WORK INSTRUCTIONS = Output exactly the span of lines beginning with the one that holds "Give me the" and ending with the last line of the data below.

Excerpts from an interface dataset
• • • •

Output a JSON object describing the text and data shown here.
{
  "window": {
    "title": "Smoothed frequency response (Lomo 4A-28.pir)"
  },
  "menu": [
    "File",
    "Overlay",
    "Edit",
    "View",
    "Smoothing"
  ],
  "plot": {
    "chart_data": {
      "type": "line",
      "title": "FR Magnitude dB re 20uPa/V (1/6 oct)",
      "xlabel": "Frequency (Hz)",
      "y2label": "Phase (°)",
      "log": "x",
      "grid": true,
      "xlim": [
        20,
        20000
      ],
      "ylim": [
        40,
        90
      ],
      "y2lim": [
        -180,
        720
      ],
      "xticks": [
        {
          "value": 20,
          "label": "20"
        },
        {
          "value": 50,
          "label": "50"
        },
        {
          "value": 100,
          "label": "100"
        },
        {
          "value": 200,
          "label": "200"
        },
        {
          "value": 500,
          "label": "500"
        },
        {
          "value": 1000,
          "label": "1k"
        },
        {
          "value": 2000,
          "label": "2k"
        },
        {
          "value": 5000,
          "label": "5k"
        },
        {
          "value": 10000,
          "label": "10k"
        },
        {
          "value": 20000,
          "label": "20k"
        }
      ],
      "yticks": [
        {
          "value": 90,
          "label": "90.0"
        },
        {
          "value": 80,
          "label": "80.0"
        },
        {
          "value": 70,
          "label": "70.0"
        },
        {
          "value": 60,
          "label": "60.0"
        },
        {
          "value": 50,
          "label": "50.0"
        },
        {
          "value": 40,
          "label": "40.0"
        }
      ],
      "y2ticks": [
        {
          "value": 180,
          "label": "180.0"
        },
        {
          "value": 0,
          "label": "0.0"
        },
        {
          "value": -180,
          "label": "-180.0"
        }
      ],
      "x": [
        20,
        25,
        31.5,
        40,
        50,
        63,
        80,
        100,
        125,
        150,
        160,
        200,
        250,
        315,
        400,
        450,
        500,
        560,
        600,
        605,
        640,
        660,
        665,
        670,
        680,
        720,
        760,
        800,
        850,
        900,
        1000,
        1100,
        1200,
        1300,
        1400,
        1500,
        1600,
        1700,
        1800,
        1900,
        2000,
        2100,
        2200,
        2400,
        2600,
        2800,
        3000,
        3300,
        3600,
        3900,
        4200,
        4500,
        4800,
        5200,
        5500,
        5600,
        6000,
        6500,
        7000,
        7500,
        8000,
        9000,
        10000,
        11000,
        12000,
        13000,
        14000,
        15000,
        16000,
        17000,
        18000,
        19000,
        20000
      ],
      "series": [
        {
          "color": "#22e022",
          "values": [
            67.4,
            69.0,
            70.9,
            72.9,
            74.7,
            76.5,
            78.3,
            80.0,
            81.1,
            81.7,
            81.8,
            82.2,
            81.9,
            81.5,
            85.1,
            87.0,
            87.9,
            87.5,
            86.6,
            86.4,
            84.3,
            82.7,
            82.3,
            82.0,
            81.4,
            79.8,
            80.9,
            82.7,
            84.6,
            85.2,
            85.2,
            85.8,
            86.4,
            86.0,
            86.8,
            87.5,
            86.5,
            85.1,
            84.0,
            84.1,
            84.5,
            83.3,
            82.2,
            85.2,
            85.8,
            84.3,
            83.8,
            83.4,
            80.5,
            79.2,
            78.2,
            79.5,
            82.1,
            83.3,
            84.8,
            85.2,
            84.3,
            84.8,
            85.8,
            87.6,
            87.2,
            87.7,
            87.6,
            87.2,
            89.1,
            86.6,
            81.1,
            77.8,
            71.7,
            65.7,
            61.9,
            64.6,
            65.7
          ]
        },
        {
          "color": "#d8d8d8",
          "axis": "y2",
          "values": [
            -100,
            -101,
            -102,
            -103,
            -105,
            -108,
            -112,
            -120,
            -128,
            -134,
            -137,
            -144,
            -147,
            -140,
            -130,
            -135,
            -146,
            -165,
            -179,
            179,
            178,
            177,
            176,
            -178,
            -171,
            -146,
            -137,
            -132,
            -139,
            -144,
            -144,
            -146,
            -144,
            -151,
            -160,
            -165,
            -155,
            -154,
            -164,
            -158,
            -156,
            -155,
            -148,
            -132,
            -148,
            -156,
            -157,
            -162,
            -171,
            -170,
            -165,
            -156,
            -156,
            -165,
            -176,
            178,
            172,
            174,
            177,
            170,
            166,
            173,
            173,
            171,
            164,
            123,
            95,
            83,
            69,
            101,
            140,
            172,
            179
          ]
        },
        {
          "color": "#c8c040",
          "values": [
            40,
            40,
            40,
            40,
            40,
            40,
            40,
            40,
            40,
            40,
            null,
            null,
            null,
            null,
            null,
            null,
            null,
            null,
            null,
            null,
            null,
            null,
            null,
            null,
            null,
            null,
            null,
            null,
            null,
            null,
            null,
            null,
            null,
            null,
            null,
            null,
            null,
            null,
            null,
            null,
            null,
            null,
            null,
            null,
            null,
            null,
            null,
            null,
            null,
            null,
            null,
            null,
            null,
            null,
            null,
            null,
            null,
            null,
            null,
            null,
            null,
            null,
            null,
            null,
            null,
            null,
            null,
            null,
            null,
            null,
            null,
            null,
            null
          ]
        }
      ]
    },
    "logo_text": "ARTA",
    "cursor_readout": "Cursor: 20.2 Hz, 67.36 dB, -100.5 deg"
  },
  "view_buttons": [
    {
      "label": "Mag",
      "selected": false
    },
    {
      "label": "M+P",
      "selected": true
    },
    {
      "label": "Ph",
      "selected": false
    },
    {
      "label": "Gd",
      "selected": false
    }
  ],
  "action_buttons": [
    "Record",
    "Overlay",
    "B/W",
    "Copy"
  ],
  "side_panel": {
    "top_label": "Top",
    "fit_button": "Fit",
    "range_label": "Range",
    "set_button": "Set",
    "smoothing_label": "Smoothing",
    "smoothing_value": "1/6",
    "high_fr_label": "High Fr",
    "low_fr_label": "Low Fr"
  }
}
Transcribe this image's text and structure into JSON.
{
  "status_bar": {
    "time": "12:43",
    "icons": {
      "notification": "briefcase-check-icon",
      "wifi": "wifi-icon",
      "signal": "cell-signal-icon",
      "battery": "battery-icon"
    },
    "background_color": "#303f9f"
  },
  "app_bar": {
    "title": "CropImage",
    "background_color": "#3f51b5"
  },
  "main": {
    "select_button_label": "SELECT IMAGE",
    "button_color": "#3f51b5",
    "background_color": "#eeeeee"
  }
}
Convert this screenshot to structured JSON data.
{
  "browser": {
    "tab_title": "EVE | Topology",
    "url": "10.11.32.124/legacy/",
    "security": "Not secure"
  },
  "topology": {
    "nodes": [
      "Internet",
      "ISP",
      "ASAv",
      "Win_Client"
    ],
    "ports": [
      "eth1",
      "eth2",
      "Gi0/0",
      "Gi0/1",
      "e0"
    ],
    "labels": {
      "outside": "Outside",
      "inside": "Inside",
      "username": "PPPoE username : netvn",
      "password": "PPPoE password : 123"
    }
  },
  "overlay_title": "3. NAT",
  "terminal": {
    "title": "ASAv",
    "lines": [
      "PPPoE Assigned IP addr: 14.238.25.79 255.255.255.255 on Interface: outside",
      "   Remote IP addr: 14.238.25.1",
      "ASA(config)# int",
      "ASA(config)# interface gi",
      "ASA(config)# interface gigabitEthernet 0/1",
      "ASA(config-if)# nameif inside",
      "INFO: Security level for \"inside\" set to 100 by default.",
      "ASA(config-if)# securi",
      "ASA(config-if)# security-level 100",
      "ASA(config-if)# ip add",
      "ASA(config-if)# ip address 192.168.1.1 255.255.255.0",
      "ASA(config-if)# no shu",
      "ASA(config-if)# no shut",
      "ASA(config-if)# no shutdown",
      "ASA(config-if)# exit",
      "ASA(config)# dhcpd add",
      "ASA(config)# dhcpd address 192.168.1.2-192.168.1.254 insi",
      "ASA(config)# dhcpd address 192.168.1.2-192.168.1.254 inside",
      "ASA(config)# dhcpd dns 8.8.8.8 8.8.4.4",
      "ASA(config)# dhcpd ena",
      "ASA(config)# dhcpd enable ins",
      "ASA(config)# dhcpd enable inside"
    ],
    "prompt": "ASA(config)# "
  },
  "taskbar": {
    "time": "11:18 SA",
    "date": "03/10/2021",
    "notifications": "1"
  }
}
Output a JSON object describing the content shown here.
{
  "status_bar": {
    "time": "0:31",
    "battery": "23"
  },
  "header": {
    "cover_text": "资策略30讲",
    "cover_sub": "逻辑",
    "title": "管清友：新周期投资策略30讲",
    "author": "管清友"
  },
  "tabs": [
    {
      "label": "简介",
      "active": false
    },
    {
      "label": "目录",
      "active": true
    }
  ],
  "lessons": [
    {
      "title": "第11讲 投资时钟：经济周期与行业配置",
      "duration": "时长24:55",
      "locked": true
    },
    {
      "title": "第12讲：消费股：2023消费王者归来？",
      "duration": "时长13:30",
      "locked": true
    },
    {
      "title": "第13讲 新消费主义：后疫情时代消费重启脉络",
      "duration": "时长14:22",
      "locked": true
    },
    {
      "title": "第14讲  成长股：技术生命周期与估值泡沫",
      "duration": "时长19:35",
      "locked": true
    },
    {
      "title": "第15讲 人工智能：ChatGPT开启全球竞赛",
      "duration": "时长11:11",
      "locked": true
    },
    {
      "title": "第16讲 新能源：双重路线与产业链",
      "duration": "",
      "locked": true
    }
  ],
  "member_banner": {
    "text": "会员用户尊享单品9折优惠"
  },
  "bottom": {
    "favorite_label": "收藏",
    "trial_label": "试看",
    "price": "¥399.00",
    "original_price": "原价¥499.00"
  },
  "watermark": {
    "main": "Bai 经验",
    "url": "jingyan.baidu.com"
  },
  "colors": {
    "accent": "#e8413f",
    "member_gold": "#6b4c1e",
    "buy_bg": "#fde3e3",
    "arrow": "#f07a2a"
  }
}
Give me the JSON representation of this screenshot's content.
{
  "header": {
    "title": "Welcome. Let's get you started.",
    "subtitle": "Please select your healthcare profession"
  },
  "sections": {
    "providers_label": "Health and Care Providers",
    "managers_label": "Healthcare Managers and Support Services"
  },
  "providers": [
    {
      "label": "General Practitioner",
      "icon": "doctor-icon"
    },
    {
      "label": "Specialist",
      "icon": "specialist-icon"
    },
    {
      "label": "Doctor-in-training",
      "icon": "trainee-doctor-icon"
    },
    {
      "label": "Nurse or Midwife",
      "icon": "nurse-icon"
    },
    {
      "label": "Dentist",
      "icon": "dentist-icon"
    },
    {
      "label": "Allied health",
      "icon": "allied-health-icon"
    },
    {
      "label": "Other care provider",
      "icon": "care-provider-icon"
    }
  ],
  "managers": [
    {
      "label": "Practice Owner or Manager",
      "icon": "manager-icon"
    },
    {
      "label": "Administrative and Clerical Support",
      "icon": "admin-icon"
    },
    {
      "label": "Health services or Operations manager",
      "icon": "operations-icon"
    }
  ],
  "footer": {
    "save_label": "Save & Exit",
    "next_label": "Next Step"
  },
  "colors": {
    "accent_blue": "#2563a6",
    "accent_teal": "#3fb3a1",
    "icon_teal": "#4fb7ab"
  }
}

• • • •

EXERCISE OUTPUT =
Give me the JSON representation of this screenshot's content.
{
  "header": {
    "title": "Welcome. Let's get you started.",
    "subtitle": "Please select your healthcare profession"
  },
  "sections": {
    "providers_label": "Health and Care Providers",
    "managers_label": "Healthcare Managers and Support Services"
  },
  "providers": [
    {
      "label": "General Practitioner",
      "icon": "doctor-icon"
    },
    {
      "label": "Specialist",
      "icon": "specialist-icon"
    },
    {
      "label": "Doctor-in-training",
      "icon": "trainee-doctor-icon"
    },
    {
      "label": "Nurse or Midwife",
      "icon": "nurse-icon"
    },
    {
      "label": "Dentist",
      "icon": "dentist-icon"
    },
    {
      "label": "Allied health",
      "icon": "allied-health-icon"
    },
    {
      "label": "Other care provider",
      "icon": "care-provider-icon"
    }
  ],
  "managers": [
    {
      "label": "Practice Owner or Manager",
      "icon": "manager-icon"
    },
    {
      "label": "Administrative and Clerical Support",
      "icon": "admin-icon"
    },
    {
      "label": "Health services or Operations manager",
      "icon": "operations-icon"
    }
  ],
  "footer": {
    "save_label": "Save & Exit",
    "next_label": "Next Step"
  },
  "colors": {
    "accent_blue": "#2563a6",
    "accent_teal": "#3fb3a1",
    "icon_teal": "#4fb7ab"
  }
}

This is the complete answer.